In our stateroom (and all cabins), a wall of glass is created by the twin balconies: one French, the other full with a table and two chairs. If you upgrade the reading lights, then we can say our cabin didn’t miss a beat in layout and furnishing: comfy beds and upgraded bedding, ample closet and drawer storage, bath with a true people-size shower, quality amenities, and charging stand for the Vox audio system headsets. And the piece de resistance, sensational silk bathrobes with embroidered dragons climbing
up the back!

Who’s the audience for Riches of the Mekong? “Foremost, repeat river cruise travelers,” says Gary Murphy, AmaWaterways’ v.p. of sales/co-owner, “and then first-time travelers to Southeast Asia who want to travel in exotic lands as seamlessly and comfortably as possible.” And, after having traveled on both the Mekong River and on the Irrawaddy in Myanmar, Judie Parr CTC of TravelAdvocates in California suggests “when choosing between, I would pick the Mekong first, for it has a more developed infrastructure.”
This passenger would just like to relive the whole Mekong experience again, but next time, in the cooler season: November through March.

contact information
AmaWaterways: amawaterways.com or amawaterways.com/agent/Login.aspx


 

TOUR OPERATOR INTEL

alexander+roberts
Scott Avera, v.p., product development for Alexander+Roberts, is a fan of river cruising in Southeast Asia. “While the Irrawaddy River in Myanmar is the latest in cruising buzz, the Mekong River cruise is an excellent way to connect Cambodia and Vietnam, and for seeing the Mekong River area of southern Vietnam in particular, this is the way to go.”

Further, adds Avera, “we use AmaWaterways here; in fact, all over the world. Their cruises offer just our style and perfect service. And travelers should know that cruising in this part of the world is different from Europe; it’s rather slow-paced cruising, matching closely the rhythm of
the river.”

Avera says that there is strong interest for travel to Southeast Asia, especially for people who come back to Asia for Cambodia and Vietnam after they have been to China and Thailand. Avera points out that “more than half our bookings combine Vietnam and Cambodia, and in our Small Group Discoveries, we add Laos, which works well, giving clients a country that is really unspoiled and little known.” Highlights of the 15-night Visions of Vietnam, Cambodia, Laos & Thailand tour include exploring the Mekong Delta, savoring Hanoi’s culinary scene, enjoying the temples and beaches of Hoi An, joining Laotian farmers in their fields for a hands-on experience in rice cultivation, and visiting four World Heritage Sites. It’s priced from $6,599 pp dbl, with departures scheduled January to March, and October and November.

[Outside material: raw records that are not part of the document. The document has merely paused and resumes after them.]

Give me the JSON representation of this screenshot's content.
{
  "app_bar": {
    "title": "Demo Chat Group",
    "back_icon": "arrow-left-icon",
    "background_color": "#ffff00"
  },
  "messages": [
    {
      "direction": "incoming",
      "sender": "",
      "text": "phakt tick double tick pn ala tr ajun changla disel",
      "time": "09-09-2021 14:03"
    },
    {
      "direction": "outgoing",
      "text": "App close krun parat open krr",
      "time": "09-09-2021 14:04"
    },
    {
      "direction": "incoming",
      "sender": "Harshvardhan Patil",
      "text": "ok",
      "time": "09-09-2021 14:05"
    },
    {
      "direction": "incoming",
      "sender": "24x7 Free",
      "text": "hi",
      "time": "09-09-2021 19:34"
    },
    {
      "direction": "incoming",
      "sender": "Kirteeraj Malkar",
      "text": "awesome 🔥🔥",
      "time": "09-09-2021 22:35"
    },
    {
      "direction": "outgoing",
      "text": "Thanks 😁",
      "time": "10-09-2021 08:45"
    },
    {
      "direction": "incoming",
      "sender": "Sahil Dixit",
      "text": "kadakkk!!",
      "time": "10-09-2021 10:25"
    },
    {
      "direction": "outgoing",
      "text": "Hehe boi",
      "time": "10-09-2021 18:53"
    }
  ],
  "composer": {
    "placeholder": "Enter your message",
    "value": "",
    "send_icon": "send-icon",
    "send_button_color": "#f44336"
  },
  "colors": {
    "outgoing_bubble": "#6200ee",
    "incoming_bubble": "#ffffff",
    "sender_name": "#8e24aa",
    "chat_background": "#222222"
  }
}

Also available is a shorter 8-night Visions of Vietnam program, visiting Saigon, the Mekong Delta, Hoi An, Hue, Hanoi and Ha Long Bay for an overnight cruise; priced at $4,199. Extend this tour to Angkor Wat with a 4-day package, priced at $1,199 pp dbl. And on Alexander+Roberts’ roster of journeys, you’ll find an exciting new Private Journey product: a 10-night Hill Tribes of China and Vietnam, priced at $5,499 pp dbl. “This is the perfect product for clients who are really into Asia,” says Avera, “going far off the beaten track; visiting places where no one goes.”

In Asia and elsewhere, Avera is committed to the concept that food is an essential element of tourism, and Hanoi’s central market offers a unique and delicious dine-around experience. This writer is grateful for that commitment, for his company treated me to an Evening Food Tour in the Old Quarter, in the company of a very special guide. First stop was at Bia Hoi corner to try the local brew, sipping away as the world bustles by; then walking the stalls learning about noodles and breads—the French influence here has produced wonderfully crusty baguettes. Next, tour participants settle down to a flame-grilled Vietnamese barbecue of beef, chicken, tofu and vegetables on skewers; finally, the evening ends in Hanoi’s best-known ice cream parlor, Trang Tien. alexanderroberts.com or alexanderroberts.com/rewards/login.aspx